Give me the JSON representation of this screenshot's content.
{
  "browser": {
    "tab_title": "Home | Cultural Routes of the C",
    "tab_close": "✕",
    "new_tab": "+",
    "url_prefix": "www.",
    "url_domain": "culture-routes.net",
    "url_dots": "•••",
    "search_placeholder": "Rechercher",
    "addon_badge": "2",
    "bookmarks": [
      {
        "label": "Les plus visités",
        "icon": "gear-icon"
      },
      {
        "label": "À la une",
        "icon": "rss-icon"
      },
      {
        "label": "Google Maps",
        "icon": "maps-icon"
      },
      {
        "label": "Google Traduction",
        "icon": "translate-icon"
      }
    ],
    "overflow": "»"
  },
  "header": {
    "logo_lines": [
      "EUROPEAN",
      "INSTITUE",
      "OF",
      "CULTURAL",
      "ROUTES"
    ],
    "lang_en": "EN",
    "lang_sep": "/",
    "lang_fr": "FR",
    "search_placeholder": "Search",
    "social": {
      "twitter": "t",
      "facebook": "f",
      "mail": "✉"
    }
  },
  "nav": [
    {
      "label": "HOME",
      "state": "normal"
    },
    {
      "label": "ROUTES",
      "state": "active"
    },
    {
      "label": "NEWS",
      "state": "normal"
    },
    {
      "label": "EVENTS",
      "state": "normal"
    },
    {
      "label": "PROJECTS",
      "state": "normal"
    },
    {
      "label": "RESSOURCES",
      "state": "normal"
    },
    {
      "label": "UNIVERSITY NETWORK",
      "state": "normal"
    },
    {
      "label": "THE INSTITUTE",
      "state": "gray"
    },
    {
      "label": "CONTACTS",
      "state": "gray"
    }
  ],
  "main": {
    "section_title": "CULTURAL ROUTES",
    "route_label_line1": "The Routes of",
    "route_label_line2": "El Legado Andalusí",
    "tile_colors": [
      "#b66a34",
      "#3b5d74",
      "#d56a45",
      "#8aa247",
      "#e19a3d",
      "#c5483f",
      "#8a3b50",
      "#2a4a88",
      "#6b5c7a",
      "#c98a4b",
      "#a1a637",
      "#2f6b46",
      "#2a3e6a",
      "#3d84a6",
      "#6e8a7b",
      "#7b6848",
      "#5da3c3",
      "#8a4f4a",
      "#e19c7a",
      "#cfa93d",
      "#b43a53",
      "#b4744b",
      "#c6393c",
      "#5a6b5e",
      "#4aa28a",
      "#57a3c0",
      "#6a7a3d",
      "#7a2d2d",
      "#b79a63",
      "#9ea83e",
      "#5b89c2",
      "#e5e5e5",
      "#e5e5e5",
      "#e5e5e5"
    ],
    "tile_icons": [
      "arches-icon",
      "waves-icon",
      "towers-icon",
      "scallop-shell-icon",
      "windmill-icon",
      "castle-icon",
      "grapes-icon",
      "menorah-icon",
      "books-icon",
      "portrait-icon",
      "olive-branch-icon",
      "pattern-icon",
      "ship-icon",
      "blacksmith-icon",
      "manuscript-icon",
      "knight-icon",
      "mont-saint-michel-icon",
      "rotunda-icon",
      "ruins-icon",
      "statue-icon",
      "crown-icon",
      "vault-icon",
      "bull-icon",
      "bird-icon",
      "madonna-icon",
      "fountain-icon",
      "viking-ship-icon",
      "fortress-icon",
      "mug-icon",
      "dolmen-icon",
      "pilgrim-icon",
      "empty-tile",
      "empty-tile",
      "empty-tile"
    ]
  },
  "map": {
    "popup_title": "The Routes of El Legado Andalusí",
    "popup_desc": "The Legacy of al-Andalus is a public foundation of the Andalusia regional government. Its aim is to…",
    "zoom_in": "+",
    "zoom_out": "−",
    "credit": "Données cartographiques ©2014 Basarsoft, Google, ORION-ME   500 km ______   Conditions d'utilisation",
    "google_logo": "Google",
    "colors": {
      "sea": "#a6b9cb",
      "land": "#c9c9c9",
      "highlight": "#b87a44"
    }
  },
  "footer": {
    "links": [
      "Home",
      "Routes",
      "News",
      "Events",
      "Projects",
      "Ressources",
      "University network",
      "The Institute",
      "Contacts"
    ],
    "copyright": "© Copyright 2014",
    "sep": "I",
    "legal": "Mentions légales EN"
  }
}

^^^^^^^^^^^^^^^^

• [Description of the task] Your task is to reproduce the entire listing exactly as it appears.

• [Output]
Give me the JSON representation of this screenshot's content.
{
  "browser": {
    "tab_title": "Home | Cultural Routes of the C",
    "tab_close": "✕",
    "new_tab": "+",
    "url_prefix": "www.",
    "url_domain": "culture-routes.net",
    "url_dots": "•••",
    "search_placeholder": "Rechercher",
    "addon_badge": "2",
    "bookmarks": [
      {
        "label": "Les plus visités",
        "icon": "gear-icon"
      },
      {
        "label": "À la une",
        "icon": "rss-icon"
      },
      {
        "label": "Google Maps",
        "icon": "maps-icon"
      },
      {
        "label": "Google Traduction",
        "icon": "translate-icon"
      }
    ],
    "overflow": "»"
  },
  "header": {
    "logo_lines": [
      "EUROPEAN",
      "INSTITUE",
      "OF",
      "CULTURAL",
      "ROUTES"
    ],
    "lang_en": "EN",
    "lang_sep": "/",
    "lang_fr": "FR",
    "search_placeholder": "Search",
    "social": {
      "twitter": "t",
      "facebook": "f",
      "mail": "✉"
    }
  },
  "nav": [
    {
      "label": "HOME",
      "state": "normal"
    },
    {
      "label": "ROUTES",
      "state": "active"
    },
    {
      "label": "NEWS",
      "state": "normal"
    },
    {
      "label": "EVENTS",
      "state": "normal"
    },
    {
      "label": "PROJECTS",
      "state": "normal"
    },
    {
      "label": "RESSOURCES",
      "state": "normal"
    },
    {
      "label": "UNIVERSITY NETWORK",
      "state": "normal"
    },
    {
      "label": "THE INSTITUTE",
      "state": "gray"
    },
    {
      "label": "CONTACTS",
      "state": "gray"
    }
  ],
  "main": {
    "section_title": "CULTURAL ROUTES",
    "route_label_line1": "The Routes of",
    "route_label_line2": "El Legado Andalusí",
    "tile_colors": [
      "#b66a34",
      "#3b5d74",
      "#d56a45",
      "#8aa247",
      "#e19a3d",
      "#c5483f",
      "#8a3b50",
      "#2a4a88",
      "#6b5c7a",
      "#c98a4b",
      "#a1a637",
      "#2f6b46",
      "#2a3e6a",
      "#3d84a6",
      "#6e8a7b",
      "#7b6848",
      "#5da3c3",
      "#8a4f4a",
      "#e19c7a",
      "#cfa93d",
      "#b43a53",
      "#b4744b",
      "#c6393c",
      "#5a6b5e",
      "#4aa28a",
      "#57a3c0",
      "#6a7a3d",
      "#7a2d2d",
      "#b79a63",
      "#9ea83e",
      "#5b89c2",
      "#e5e5e5",
      "#e5e5e5",
      "#e5e5e5"
    ],
    "tile_icons": [
      "arches-icon",
      "waves-icon",
      "towers-icon",
      "scallop-shell-icon",
      "windmill-icon",
      "castle-icon",
      "grapes-icon",
      "menorah-icon",
      "books-icon",
      "portrait-icon",
      "olive-branch-icon",
      "pattern-icon",
      "ship-icon",
      "blacksmith-icon",
      "manuscript-icon",
      "knight-icon",
      "mont-saint-michel-icon",
      "rotunda-icon",
      "ruins-icon",
      "statue-icon",
      "crown-icon",
      "vault-icon",
      "bull-icon",
      "bird-icon",
      "madonna-icon",
      "fountain-icon",
      "viking-ship-icon",
      "fortress-icon",
      "mug-icon",
      "dolmen-icon",
      "pilgrim-icon",
      "empty-tile",
      "empty-tile",
      "empty-tile"
    ]
  },
  "map": {
    "popup_title": "The Routes of El Legado Andalusí",
    "popup_desc": "The Legacy of al-Andalus is a public foundation of the Andalusia regional government. Its aim is to…",
    "zoom_in": "+",
    "zoom_out": "−",
    "credit": "Données cartographiques ©2014 Basarsoft, Google, ORION-ME   500 km ______   Conditions d'utilisation",
    "google_logo": "Google",
    "colors": {
      "sea": "#a6b9cb",
      "land": "#c9c9c9",
      "highlight": "#b87a44"
    }
  },
  "footer": {
    "links": [
      "Home",
      "Routes",
      "News",
      "Events",
      "Projects",
      "Ressources",
      "University network",
      "The Institute",
      "Contacts"
    ],
    "copyright": "© Copyright 2014",
    "sep": "I",
    "legal": "Mentions légales EN"
  }
}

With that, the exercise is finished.